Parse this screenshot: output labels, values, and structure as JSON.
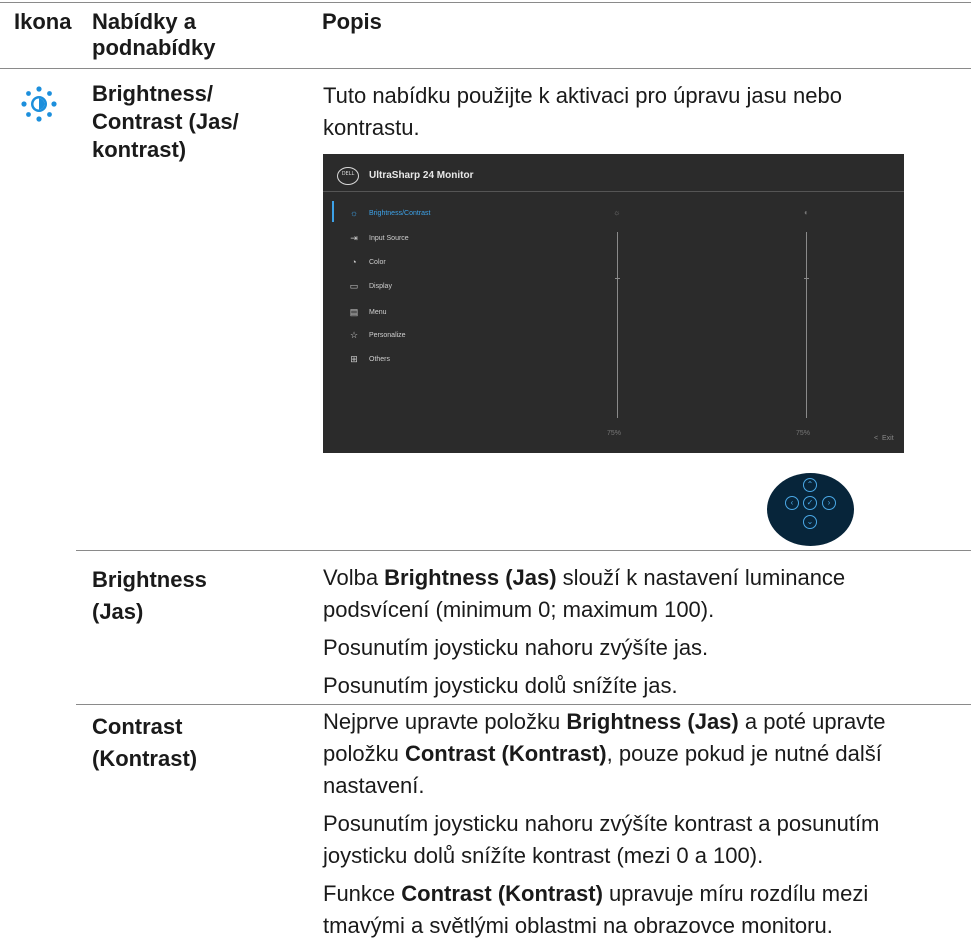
{
  "header": {
    "col_icon": "Ikona",
    "col_menu_line1": "Nabídky a",
    "col_menu_line2": "podnabídky",
    "col_desc": "Popis"
  },
  "row1": {
    "icon": "brightness-contrast-icon",
    "menu_lines": [
      "Brightness/",
      "Contrast (Jas/",
      "kontrast)"
    ],
    "desc_lines": [
      "Tuto nabídku použijte k aktivaci pro úpravu jasu nebo",
      "kontrastu."
    ]
  },
  "osd": {
    "logo": "DELL",
    "title": "UltraSharp 24 Monitor",
    "menu_items": [
      {
        "label": "Brightness/Contrast",
        "icon": "sun-icon",
        "active": true
      },
      {
        "label": "Input Source",
        "icon": "input-source-icon"
      },
      {
        "label": "Color",
        "icon": "color-palette-icon"
      },
      {
        "label": "Display",
        "icon": "display-icon"
      },
      {
        "label": "Menu",
        "icon": "menu-icon"
      },
      {
        "label": "Personalize",
        "icon": "star-icon"
      },
      {
        "label": "Others",
        "icon": "others-icon"
      }
    ],
    "brightness_value": "75%",
    "contrast_value": "75%",
    "brightness_level": 75,
    "contrast_level": 75,
    "exit_label": "Exit",
    "accent_color": "#3da2e8"
  },
  "joystick": {
    "buttons": [
      "up",
      "left",
      "select",
      "right",
      "down"
    ],
    "color": "#4aa8e6"
  },
  "row2": {
    "menu_lines": [
      "Brightness",
      "(Jas)"
    ],
    "p1_pre": "Volba ",
    "p1_bold": "Brightness (Jas)",
    "p1_post": " slouží k nastavení luminance",
    "p1_line2": "podsvícení (minimum 0; maximum 100).",
    "p2": "Posunutím joysticku nahoru zvýšíte jas.",
    "p3": "Posunutím joysticku dolů snížíte jas."
  },
  "row3": {
    "menu_lines": [
      "Contrast",
      "(Kontrast)"
    ],
    "p1_l1_pre": "Nejprve upravte položku ",
    "p1_l1_bold": "Brightness (Jas)",
    "p1_l1_post": " a poté upravte",
    "p1_l2_pre": "položku ",
    "p1_l2_bold": "Contrast (Kontrast)",
    "p1_l2_post": ", pouze pokud je nutné další",
    "p1_l3": "nastavení.",
    "p2_l1": "Posunutím joysticku nahoru zvýšíte kontrast a posunutím",
    "p2_l2": "joysticku dolů snížíte kontrast (mezi 0 a 100).",
    "p3_l1_pre": "Funkce ",
    "p3_l1_bold": "Contrast (Kontrast)",
    "p3_l1_post": " upravuje míru rozdílu mezi",
    "p3_l2": "tmavými a světlými oblastmi na obrazovce monitoru."
  }
}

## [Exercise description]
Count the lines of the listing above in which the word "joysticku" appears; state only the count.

## [Finished exercise]
4